“It takes a village to raise a child.” – African Proverb.
This Igbo and Yoruba (Nigeria) proverb exists in different forms in many African languages. The basic meaning is that child upbringing is a communal effort. The responsibility for raising a child is shared with the larger family (sometimes called the extended family). Everyone in the family participates especially the older children, aunts and uncles, grandparents, and even cousins. It is not unusual for African children to stay for long periods with their grandparents or aunts or uncles. Even the wider community gets involved such as neighbors and friends. Children are considered a blessing from God for the whole community. This communal responsibility in raising children is also seen in the Sukuma (Tanzania) proverb “One knee does not bring up a child” and in the Swahili (East and Central Africa) proverb “One hand does not nurse a child.” Read more here.

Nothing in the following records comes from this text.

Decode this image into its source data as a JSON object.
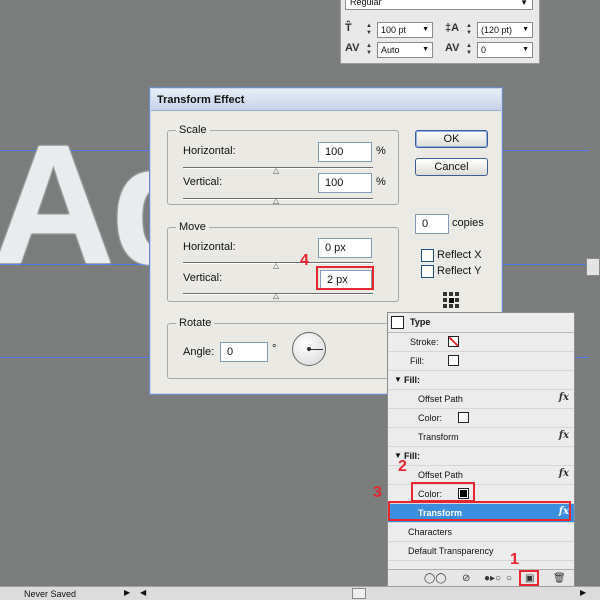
{
  "canvas": {
    "text": "Ad"
  },
  "character_panel": {
    "font_style": "Regular",
    "font_size": "100 pt",
    "leading": "(120 pt)",
    "kerning": "Auto",
    "tracking": "0",
    "icons": [
      "font-size-icon",
      "leading-icon",
      "kerning-icon",
      "tracking-icon"
    ]
  },
  "dialog": {
    "title": "Transform Effect",
    "scale": {
      "title": "Scale",
      "horizontal_label": "Horizontal:",
      "horizontal_value": "100",
      "horizontal_unit": "%",
      "vertical_label": "Vertical:",
      "vertical_value": "100",
      "vertical_unit": "%"
    },
    "move": {
      "title": "Move",
      "horizontal_label": "Horizontal:",
      "horizontal_value": "0 px",
      "vertical_label": "Vertical:",
      "vertical_value": "2 px"
    },
    "rotate": {
      "title": "Rotate",
      "angle_label": "Angle:",
      "angle_value": "0",
      "angle_unit": "°"
    },
    "ok_label": "OK",
    "cancel_label": "Cancel",
    "copies_value": "0",
    "copies_label": "copies",
    "reflect_x_label": "Reflect X",
    "reflect_y_label": "Reflect Y"
  },
  "appearance_panel": {
    "header": "Type",
    "stroke_label": "Stroke:",
    "fill_label": "Fill:",
    "fill1": {
      "label": "Fill:",
      "offset_path": "Offset Path",
      "color_label": "Color:",
      "transform": "Transform"
    },
    "fill2": {
      "label": "Fill:",
      "offset_path": "Offset Path",
      "color_label": "Color:",
      "transform": "Transform"
    },
    "characters": "Characters",
    "default_transparency": "Default Transparency",
    "fx": "fx",
    "colors": {
      "selected_row": "#3b8fde",
      "fill2_color": "#000000"
    }
  },
  "status_bar": {
    "text": "Never Saved"
  },
  "annotations": {
    "step1": "1",
    "step2": "2",
    "step3": "3",
    "step4": "4",
    "color": "#e8262d"
  }
}
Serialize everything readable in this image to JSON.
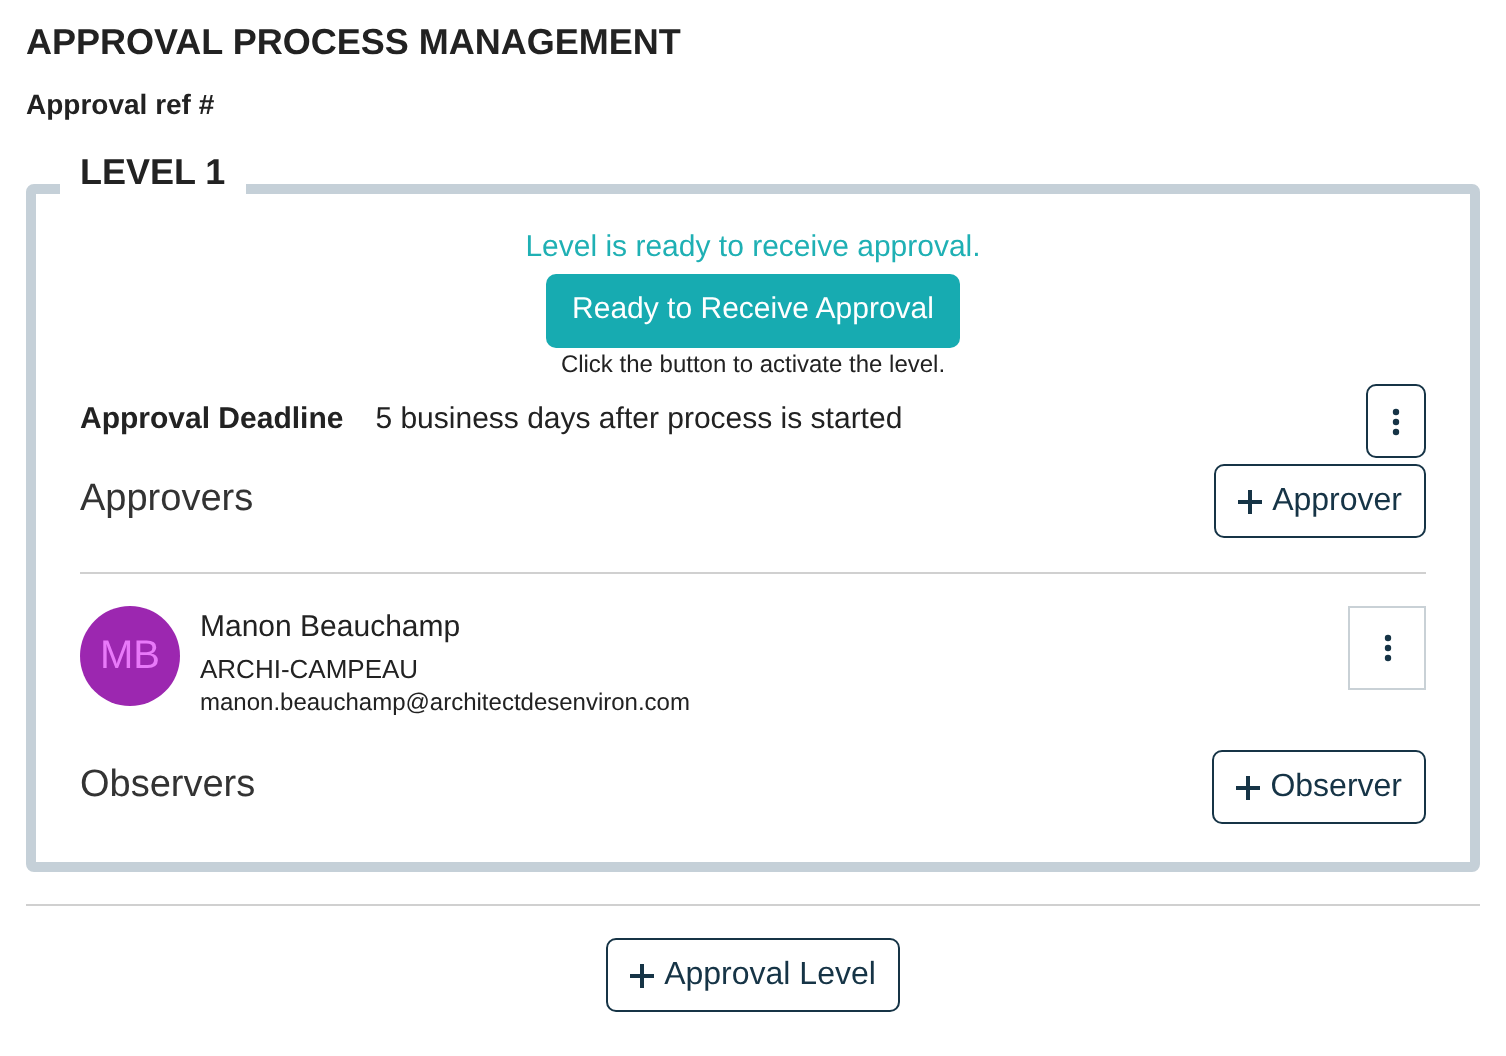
{
  "title": "APPROVAL PROCESS MANAGEMENT",
  "ref_label": "Approval ref #",
  "level": {
    "legend": "LEVEL 1",
    "status": "Level is ready to receive approval.",
    "activate_button": "Ready to Receive Approval",
    "hint": "Click the button to activate the level.",
    "deadline_label": "Approval Deadline",
    "deadline_value": "5 business days after process is started",
    "approvers_heading": "Approvers",
    "add_approver": "Approver",
    "approvers": [
      {
        "initials": "MB",
        "name": "Manon Beauchamp",
        "company": "ARCHI-CAMPEAU",
        "email": "manon.beauchamp@architectdesenviron.com"
      }
    ],
    "observers_heading": "Observers",
    "add_observer": "Observer"
  },
  "add_level": "Approval Level"
}
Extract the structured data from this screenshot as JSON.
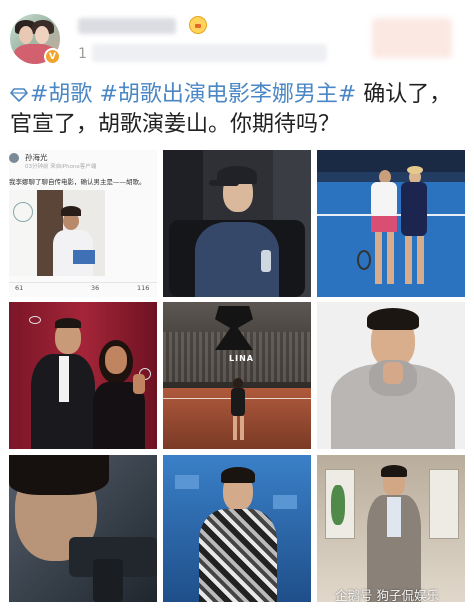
{
  "post": {
    "meta_prefix": "1",
    "hashtag_1": "#胡歌",
    "hashtag_2": "#胡歌出演电影李娜男主#",
    "body": " 确认了，官宣了，胡歌演姜山。你期待吗？"
  },
  "images": {
    "first": {
      "author": "孙海光",
      "time": "03分钟前 来自iPhone客户端",
      "text": "我李娜聊了聊自传电影，确认男主是——胡歌。",
      "stats": [
        "61",
        "36",
        "116"
      ]
    },
    "fifth": {
      "poster_text": "LINA"
    },
    "ninth": {
      "watermark": "企鹅号 狗子侃娱乐"
    }
  },
  "colors": {
    "hashtag": "#4b87c4",
    "verified": "#f0a32f"
  }
}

As a working mom, this African proverb rings true. I rely heavily on the support system of my family and in-laws to look after my child while I’m at my day job. Parents working in manila are blessed that the Philippine culture allows for child care support with the extended family. Without the grandparents or close relatives, child care is left with the yayas and whichever day care is available. The latter set-up spells security problems, and I myself am not comfortable leaving my daughter in the arms of a total stranger.
Though we are extremely grateful to have both sets of lolos and lolas extending their support, their way of rearing children in the most traditional sense often clashes with our own modern ways. Take for example, going out to malls: while the oldies believe that children should be safely home before sundown, my husband and I are still ok to bring the kid with us at dinnertime, especially during weekend bonding. Therein lies the conflict–should we follow the parents’ ways because we ask this huge favor of them to look after the children? Whose “law” should be the standard rule?

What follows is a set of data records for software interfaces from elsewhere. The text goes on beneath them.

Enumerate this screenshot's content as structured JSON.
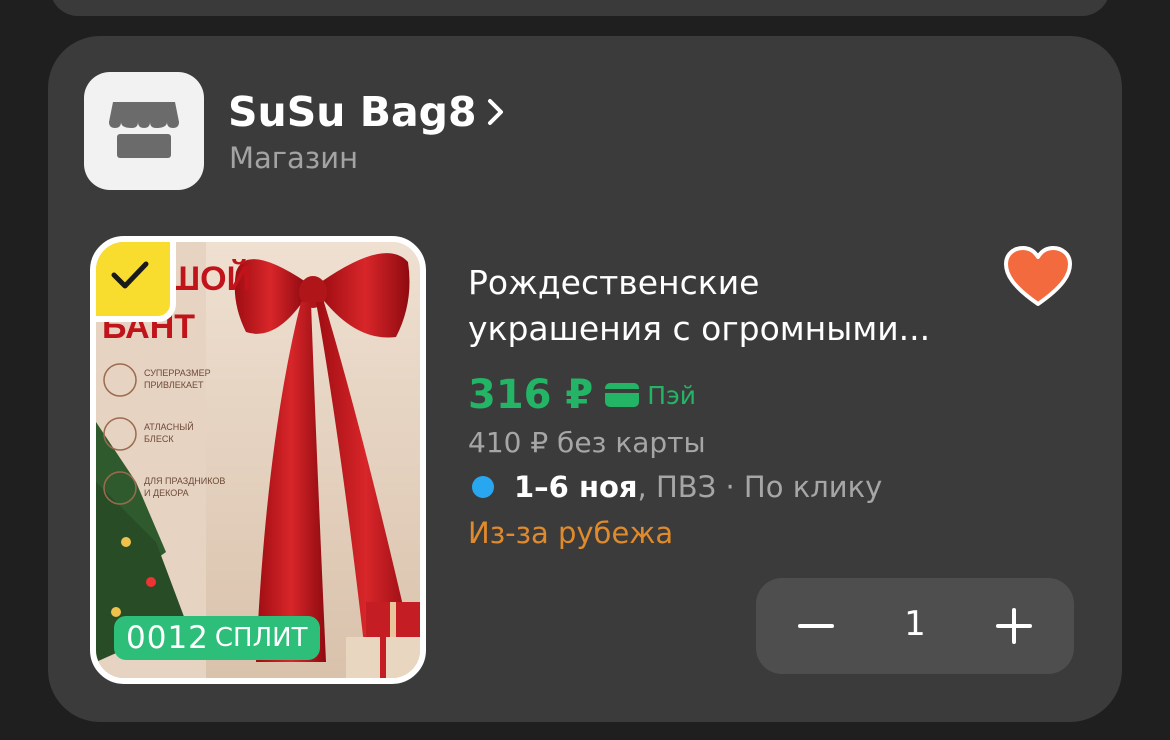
{
  "store": {
    "name": "SuSu Bag8",
    "subtitle": "Магазин",
    "logo_icon": "storefront-icon"
  },
  "product": {
    "title_line1": "Рождественские",
    "title_line2": "украшения с огромными...",
    "image_icon": "product-photo",
    "image_text": {
      "headline_top": "ШОЙ",
      "headline_bottom": "БАНТ",
      "features": [
        {
          "icon": "eye-icon",
          "line1": "СУПЕРРАЗМЕР",
          "line2": "ПРИВЛЕКАЕТ"
        },
        {
          "icon": "sparkle-icon",
          "line1": "АТЛАСНЫЙ",
          "line2": "БЛЕСК"
        },
        {
          "icon": "gift-icon",
          "line1": "ДЛЯ ПРАЗДНИКОВ",
          "line2": "И ДЕКОРА"
        }
      ]
    },
    "split_badge": {
      "number": "0012",
      "label": "СПЛИТ"
    },
    "price": "316 ₽",
    "pay_label": "Пэй",
    "old_price": "410 ₽  без карты",
    "delivery_date": "1–6 ноя",
    "delivery_rest": ", ПВЗ · По клику",
    "origin": "Из-за рубежа",
    "favorite": true,
    "quantity": "1"
  },
  "colors": {
    "accent_green": "#23b466",
    "heart": "#f26a3d",
    "origin_orange": "#e08a2c",
    "delivery_dot": "#28a7f0",
    "check_badge": "#f8dd2e"
  }
}
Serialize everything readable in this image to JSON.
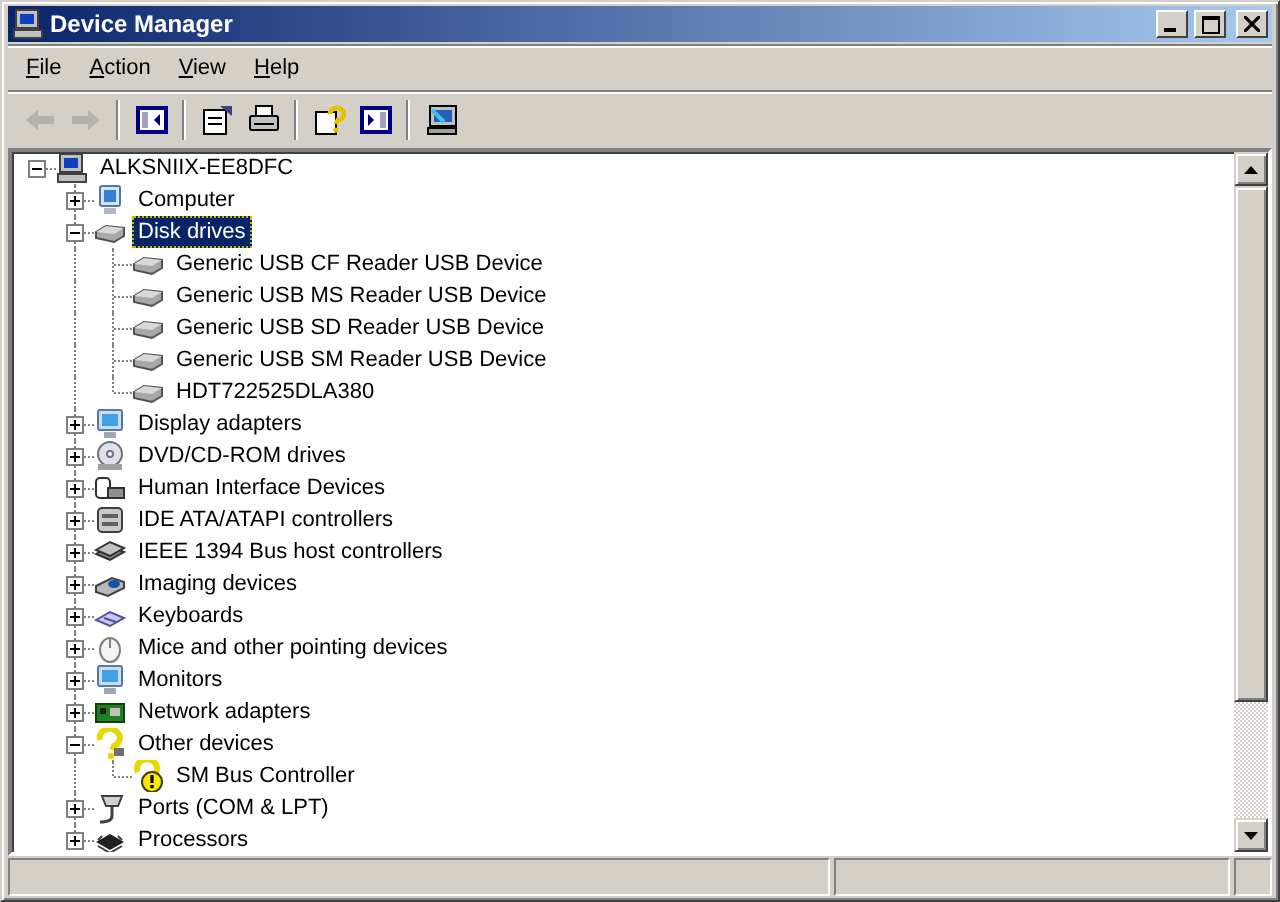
{
  "window": {
    "title": "Device Manager"
  },
  "menu": [
    {
      "label": "File"
    },
    {
      "label": "Action"
    },
    {
      "label": "View"
    },
    {
      "label": "Help"
    }
  ],
  "toolbar": [
    [
      {
        "kind": "back",
        "disabled": true
      },
      {
        "kind": "forward",
        "disabled": true
      }
    ],
    [
      {
        "kind": "tree-pane",
        "disabled": false
      }
    ],
    [
      {
        "kind": "properties",
        "disabled": false
      },
      {
        "kind": "print",
        "disabled": false
      }
    ],
    [
      {
        "kind": "help",
        "disabled": false
      },
      {
        "kind": "action-pane",
        "disabled": false
      }
    ],
    [
      {
        "kind": "scan",
        "disabled": false
      }
    ]
  ],
  "device_tree": {
    "label": "ALKSNIIX-EE8DFC",
    "kind": "computer",
    "expanded": true,
    "selected": false,
    "children": [
      {
        "label": "Computer",
        "kind": "pc",
        "expanded": false,
        "selected": false
      },
      {
        "label": "Disk drives",
        "kind": "disk",
        "expanded": true,
        "selected": true,
        "children": [
          {
            "label": "Generic USB CF Reader USB Device",
            "kind": "disk",
            "selected": false
          },
          {
            "label": "Generic USB MS Reader USB Device",
            "kind": "disk",
            "selected": false
          },
          {
            "label": "Generic USB SD Reader USB Device",
            "kind": "disk",
            "selected": false
          },
          {
            "label": "Generic USB SM Reader USB Device",
            "kind": "disk",
            "selected": false
          },
          {
            "label": "HDT722525DLA380",
            "kind": "disk",
            "selected": false
          }
        ]
      },
      {
        "label": "Display adapters",
        "kind": "display",
        "expanded": false,
        "selected": false
      },
      {
        "label": "DVD/CD-ROM drives",
        "kind": "cdrom",
        "expanded": false,
        "selected": false
      },
      {
        "label": "Human Interface Devices",
        "kind": "hid",
        "expanded": false,
        "selected": false
      },
      {
        "label": "IDE ATA/ATAPI controllers",
        "kind": "ide",
        "expanded": false,
        "selected": false
      },
      {
        "label": "IEEE 1394 Bus host controllers",
        "kind": "bus",
        "expanded": false,
        "selected": false
      },
      {
        "label": "Imaging devices",
        "kind": "camera",
        "expanded": false,
        "selected": false
      },
      {
        "label": "Keyboards",
        "kind": "keyboard",
        "expanded": false,
        "selected": false
      },
      {
        "label": "Mice and other pointing devices",
        "kind": "mouse",
        "expanded": false,
        "selected": false
      },
      {
        "label": "Monitors",
        "kind": "display",
        "expanded": false,
        "selected": false
      },
      {
        "label": "Network adapters",
        "kind": "network",
        "expanded": false,
        "selected": false
      },
      {
        "label": "Other devices",
        "kind": "unknown",
        "expanded": true,
        "selected": false,
        "children": [
          {
            "label": "SM Bus Controller",
            "kind": "warning",
            "selected": false
          }
        ]
      },
      {
        "label": "Ports (COM & LPT)",
        "kind": "port",
        "expanded": false,
        "selected": false
      },
      {
        "label": "Processors",
        "kind": "cpu",
        "expanded": false,
        "selected": false
      }
    ]
  }
}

I think that there is no right or wrong answer to this. Safe to say, each scenario would beget its own solution. Parents like us should weigh which of the “suggested” ways are best for the children–this should be of the utmost concern. Political correctness and sensitivity should be employed as well in communicating each one’s thoughts, so as not to overstep boundaries and hurt the other’s pride or feelings.
In the end, it should not matter whose advice “won” or which is the “better” way of raising the child. What matters most is the child’s upbringing, in that he or she feels that the whole family works together to raise him or her as a responsible, loving and God-fearing person.